Online Payment

Almost all United Kingdom–based online businesses allow customers to use credit or debit cards. Visa and MasterCard are almost universally accepted. American Express, Diners Club, and JCB are less popular. Many websites use PayPal or other similar services. UK consumers are becoming much more aware of the issue of online identity theft and will generally conduct financial transactions only on secure websites. Popular payment methods include: 
 
Credit cards—40 percent
Debit cards—35 percent
PayPal—21 percent
Other—4 percent  

VAT  Taxes

VAT taxes are similar to a sales tax in the United State (VAT is applied every time value is added– from the raw material supplier, to the manufacturer and finally to the end consumer).  When the goods you export arrive at their destination, the UK requires that all applicable tariffs and local taxes, including value-added tax (VAT), be paid. Many companies require the buyer to pay these tariffs and taxes. In the UK most buyers typically want to know the final price, with shipping and taxes included (known as the “landed cost”), before they agree to buy.  When selling online, clearly provide the price as well as delivery options, associated costs, and return policies.  For most U.S. goods the UK VAT of 20% is normally paid on import, and a UK VAT-registered business can reclaim that same amount from the UK tax authorities as input VAT of their regular VAT return.   Most fulfilment centers and customs brokers can assist in documenting this. 

Get Help

  • Export.gov is the U.S. federal government’s export portal.
  • The eCommerce Export Resource Center has videos and other resources available to help you optimize your overseas ecommerce sales.
  • Learn about market conditions, opportunities, regulations, and business customs for over 125 countries with our Country Commercial Guides.
  • Do you need a business advocate to ensure that your access to the digital economy and new markets has not been restricted? Contact a Digital Attaché today 
  • Do you need to report a Trade Barrier affecting your overseas sales?
  • Creating a digital strategy for your ecommerce sales channels requires you to abide by international trade laws while building your business’s reputation.  Consider contacting an International Trade Specialist near you for expert assistance as you develop your strategy.
  • SBA’s resource network of District Offices, Small Business Development Centers, SCORE chapters, and Women’s Business Centers have ecommerce expertise.  Small businesses can explore the availability of these resources locally, attend ecommerce trainings, and receive counseling on how to finance global intellectual property protection costs through SBA’s trade finance loan guaranty programs. 

 

Prepared by our U.S. Embassies abroad. With its network of 108 offices across the United States and in more than 75 countries, the U.S. Commercial Service of the U.S. Department of Commerce utilizes its global presence and international marketing expertise to help U.S. companies sell their products and services worldwide. Locate the U.S. Commercial Service trade specialist in the U.S. nearest you by visiting http://export.gov/usoffices.

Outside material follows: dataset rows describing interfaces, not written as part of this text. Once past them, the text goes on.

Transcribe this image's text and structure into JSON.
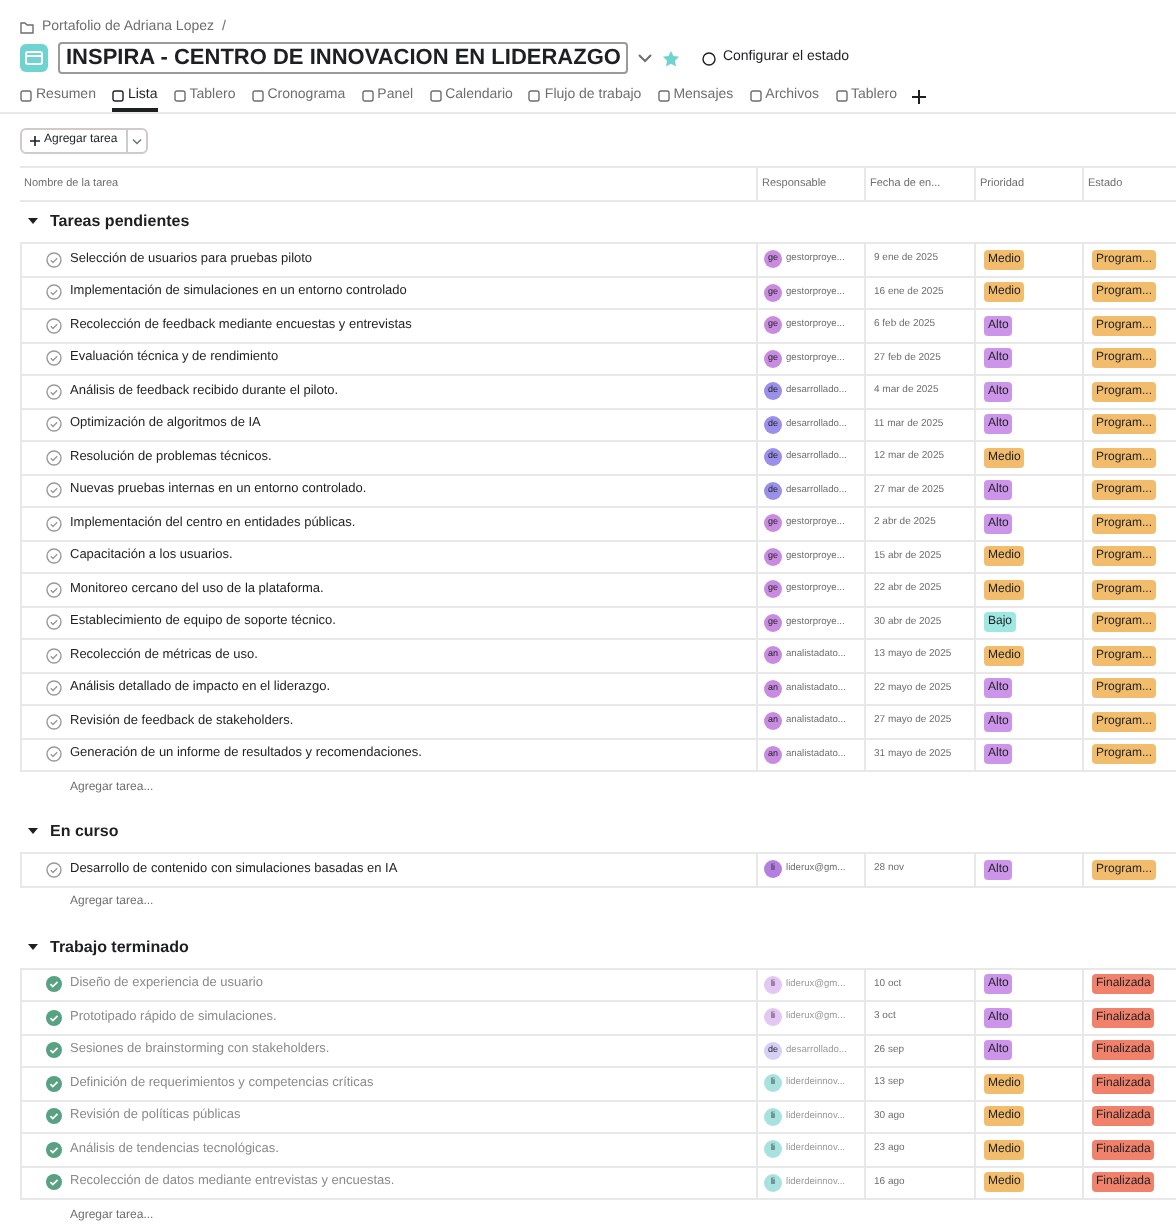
{
  "breadcrumb": "Portafolio de Adriana Lopez",
  "breadcrumb_separator": "/",
  "project_title": "INSPIRA - CENTRO DE INNOVACION EN LIDERAZGO",
  "status_button": "Configurar el estado",
  "tabs": [
    {
      "label": "Resumen",
      "selected": false
    },
    {
      "label": "Lista",
      "selected": true
    },
    {
      "label": "Tablero",
      "selected": false
    },
    {
      "label": "Cronograma",
      "selected": false
    },
    {
      "label": "Panel",
      "selected": false
    },
    {
      "label": "Calendario",
      "selected": false
    },
    {
      "label": "Flujo de trabajo",
      "selected": false
    },
    {
      "label": "Mensajes",
      "selected": false
    },
    {
      "label": "Archivos",
      "selected": false
    },
    {
      "label": "Tablero",
      "selected": false
    }
  ],
  "add_task_button": "Agregar tarea",
  "columns": [
    "Nombre de la tarea",
    "Responsable",
    "Fecha de en...",
    "Prioridad",
    "Estado"
  ],
  "sections": [
    {
      "title": "Tareas pendientes",
      "add_label": "Agregar tarea...",
      "tasks": [
        {
          "name": "Selección de usuarios para pruebas piloto",
          "completed": false,
          "assignee": {
            "initials": "ge",
            "name": "gestorproye...",
            "color": "#c88be0"
          },
          "date": "9 ene de 2025",
          "priority": {
            "label": "Medio",
            "color": "#f1bd6c"
          },
          "status": {
            "label": "Program...",
            "color": "#f1bd6c"
          }
        },
        {
          "name": "Implementación de simulaciones en un entorno controlado",
          "completed": false,
          "assignee": {
            "initials": "ge",
            "name": "gestorproye...",
            "color": "#c88be0"
          },
          "date": "16 ene de 2025",
          "priority": {
            "label": "Medio",
            "color": "#f1bd6c"
          },
          "status": {
            "label": "Program...",
            "color": "#f1bd6c"
          }
        },
        {
          "name": "Recolección de feedback mediante encuestas y entrevistas",
          "completed": false,
          "assignee": {
            "initials": "ge",
            "name": "gestorproye...",
            "color": "#c88be0"
          },
          "date": "6 feb de 2025",
          "priority": {
            "label": "Alto",
            "color": "#cd95ea"
          },
          "status": {
            "label": "Program...",
            "color": "#f1bd6c"
          }
        },
        {
          "name": "Evaluación técnica y de rendimiento",
          "completed": false,
          "assignee": {
            "initials": "ge",
            "name": "gestorproye...",
            "color": "#c88be0"
          },
          "date": "27 feb de 2025",
          "priority": {
            "label": "Alto",
            "color": "#cd95ea"
          },
          "status": {
            "label": "Program...",
            "color": "#f1bd6c"
          }
        },
        {
          "name": "Análisis de feedback recibido durante el piloto.",
          "completed": false,
          "assignee": {
            "initials": "de",
            "name": "desarrollado...",
            "color": "#9a90ea"
          },
          "date": "4 mar de 2025",
          "priority": {
            "label": "Alto",
            "color": "#cd95ea"
          },
          "status": {
            "label": "Program...",
            "color": "#f1bd6c"
          }
        },
        {
          "name": "Optimización de algoritmos de IA",
          "completed": false,
          "assignee": {
            "initials": "de",
            "name": "desarrollado...",
            "color": "#9a90ea"
          },
          "date": "11 mar de 2025",
          "priority": {
            "label": "Alto",
            "color": "#cd95ea"
          },
          "status": {
            "label": "Program...",
            "color": "#f1bd6c"
          }
        },
        {
          "name": "Resolución de problemas técnicos.",
          "completed": false,
          "assignee": {
            "initials": "de",
            "name": "desarrollado...",
            "color": "#9a90ea"
          },
          "date": "12 mar de 2025",
          "priority": {
            "label": "Medio",
            "color": "#f1bd6c"
          },
          "status": {
            "label": "Program...",
            "color": "#f1bd6c"
          }
        },
        {
          "name": "Nuevas pruebas internas en un entorno controlado.",
          "completed": false,
          "assignee": {
            "initials": "de",
            "name": "desarrollado...",
            "color": "#9a90ea"
          },
          "date": "27 mar de 2025",
          "priority": {
            "label": "Alto",
            "color": "#cd95ea"
          },
          "status": {
            "label": "Program...",
            "color": "#f1bd6c"
          }
        },
        {
          "name": "Implementación del centro en entidades públicas.",
          "completed": false,
          "assignee": {
            "initials": "ge",
            "name": "gestorproye...",
            "color": "#c88be0"
          },
          "date": "2 abr de 2025",
          "priority": {
            "label": "Alto",
            "color": "#cd95ea"
          },
          "status": {
            "label": "Program...",
            "color": "#f1bd6c"
          }
        },
        {
          "name": "Capacitación a los usuarios.",
          "completed": false,
          "assignee": {
            "initials": "ge",
            "name": "gestorproye...",
            "color": "#c88be0"
          },
          "date": "15 abr de 2025",
          "priority": {
            "label": "Medio",
            "color": "#f1bd6c"
          },
          "status": {
            "label": "Program...",
            "color": "#f1bd6c"
          }
        },
        {
          "name": "Monitoreo cercano del uso de la plataforma.",
          "completed": false,
          "assignee": {
            "initials": "ge",
            "name": "gestorproye...",
            "color": "#c88be0"
          },
          "date": "22 abr de 2025",
          "priority": {
            "label": "Medio",
            "color": "#f1bd6c"
          },
          "status": {
            "label": "Program...",
            "color": "#f1bd6c"
          }
        },
        {
          "name": "Establecimiento de equipo de soporte técnico.",
          "completed": false,
          "assignee": {
            "initials": "ge",
            "name": "gestorproye...",
            "color": "#c88be0"
          },
          "date": "30 abr de 2025",
          "priority": {
            "label": "Bajo",
            "color": "#9ee7e3"
          },
          "status": {
            "label": "Program...",
            "color": "#f1bd6c"
          }
        },
        {
          "name": "Recolección de métricas de uso.",
          "completed": false,
          "assignee": {
            "initials": "an",
            "name": "analistadato...",
            "color": "#c88be0"
          },
          "date": "13 mayo de 2025",
          "priority": {
            "label": "Medio",
            "color": "#f1bd6c"
          },
          "status": {
            "label": "Program...",
            "color": "#f1bd6c"
          }
        },
        {
          "name": "Análisis detallado de impacto en el liderazgo.",
          "completed": false,
          "assignee": {
            "initials": "an",
            "name": "analistadato...",
            "color": "#c88be0"
          },
          "date": "22 mayo de 2025",
          "priority": {
            "label": "Alto",
            "color": "#cd95ea"
          },
          "status": {
            "label": "Program...",
            "color": "#f1bd6c"
          }
        },
        {
          "name": "Revisión de feedback de stakeholders.",
          "completed": false,
          "assignee": {
            "initials": "an",
            "name": "analistadato...",
            "color": "#c88be0"
          },
          "date": "27 mayo de 2025",
          "priority": {
            "label": "Alto",
            "color": "#cd95ea"
          },
          "status": {
            "label": "Program...",
            "color": "#f1bd6c"
          }
        },
        {
          "name": "Generación de un informe de resultados y recomendaciones.",
          "completed": false,
          "assignee": {
            "initials": "an",
            "name": "analistadato...",
            "color": "#c88be0"
          },
          "date": "31 mayo de 2025",
          "priority": {
            "label": "Alto",
            "color": "#cd95ea"
          },
          "status": {
            "label": "Program...",
            "color": "#f1bd6c"
          }
        }
      ]
    },
    {
      "title": "En curso",
      "add_label": "Agregar tarea...",
      "tasks": [
        {
          "name": "Desarrollo de contenido con simulaciones basadas en IA",
          "completed": false,
          "assignee": {
            "initials": "li",
            "name": "liderux@gm...",
            "color": "#b57fe0"
          },
          "date": "28 nov",
          "priority": {
            "label": "Alto",
            "color": "#cd95ea"
          },
          "status": {
            "label": "Program...",
            "color": "#f1bd6c"
          }
        }
      ]
    },
    {
      "title": "Trabajo terminado",
      "add_label": "Agregar tarea...",
      "tasks": [
        {
          "name": "Diseño de experiencia de usuario",
          "completed": true,
          "assignee": {
            "initials": "li",
            "name": "liderux@gm...",
            "color": "#e3c6f2"
          },
          "date": "10 oct",
          "priority": {
            "label": "Alto",
            "color": "#cd95ea"
          },
          "status": {
            "label": "Finalizada",
            "color": "#f0826c"
          }
        },
        {
          "name": "Prototipado rápido de simulaciones.",
          "completed": true,
          "assignee": {
            "initials": "li",
            "name": "liderux@gm...",
            "color": "#e3c6f2"
          },
          "date": "3 oct",
          "priority": {
            "label": "Alto",
            "color": "#cd95ea"
          },
          "status": {
            "label": "Finalizada",
            "color": "#f0826c"
          }
        },
        {
          "name": "Sesiones de brainstorming con stakeholders.",
          "completed": true,
          "assignee": {
            "initials": "de",
            "name": "desarrollado...",
            "color": "#d4d0f6"
          },
          "date": "26 sep",
          "priority": {
            "label": "Alto",
            "color": "#cd95ea"
          },
          "status": {
            "label": "Finalizada",
            "color": "#f0826c"
          }
        },
        {
          "name": "Definición de requerimientos y competencias críticas",
          "completed": true,
          "assignee": {
            "initials": "li",
            "name": "liderdeinnov...",
            "color": "#a8e2df"
          },
          "date": "13 sep",
          "priority": {
            "label": "Medio",
            "color": "#f1bd6c"
          },
          "status": {
            "label": "Finalizada",
            "color": "#f0826c"
          }
        },
        {
          "name": "Revisión de políticas públicas",
          "completed": true,
          "assignee": {
            "initials": "li",
            "name": "liderdeinnov...",
            "color": "#a8e2df"
          },
          "date": "30 ago",
          "priority": {
            "label": "Medio",
            "color": "#f1bd6c"
          },
          "status": {
            "label": "Finalizada",
            "color": "#f0826c"
          }
        },
        {
          "name": "Análisis de tendencias tecnológicas.",
          "completed": true,
          "assignee": {
            "initials": "li",
            "name": "liderdeinnov...",
            "color": "#a8e2df"
          },
          "date": "23 ago",
          "priority": {
            "label": "Medio",
            "color": "#f1bd6c"
          },
          "status": {
            "label": "Finalizada",
            "color": "#f0826c"
          }
        },
        {
          "name": "Recolección de datos mediante entrevistas y encuestas.",
          "completed": true,
          "assignee": {
            "initials": "li",
            "name": "liderdeinnov...",
            "color": "#a8e2df"
          },
          "date": "16 ago",
          "priority": {
            "label": "Medio",
            "color": "#f1bd6c"
          },
          "status": {
            "label": "Finalizada",
            "color": "#f0826c"
          }
        }
      ]
    }
  ]
}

United Kingdom eCommerce Intellectual Property Trade Barriers Export Marketing